**Exercise brief:**
Your task is to copy each line of the material that holds the word "color".

**Records supplied:**
-- Opening Marker --
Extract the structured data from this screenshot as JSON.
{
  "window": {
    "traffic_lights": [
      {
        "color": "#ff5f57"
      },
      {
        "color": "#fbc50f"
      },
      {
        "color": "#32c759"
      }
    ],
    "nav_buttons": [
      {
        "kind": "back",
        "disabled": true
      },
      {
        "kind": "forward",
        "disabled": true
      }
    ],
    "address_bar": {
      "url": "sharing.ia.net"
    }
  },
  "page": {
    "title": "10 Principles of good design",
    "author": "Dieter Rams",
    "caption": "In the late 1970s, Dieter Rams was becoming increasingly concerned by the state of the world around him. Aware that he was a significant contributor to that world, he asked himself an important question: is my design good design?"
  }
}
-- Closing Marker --
**Solution for this problem:**
        "color": "#ff5f57"
        "color": "#fbc50f"
        "color": "#32c759"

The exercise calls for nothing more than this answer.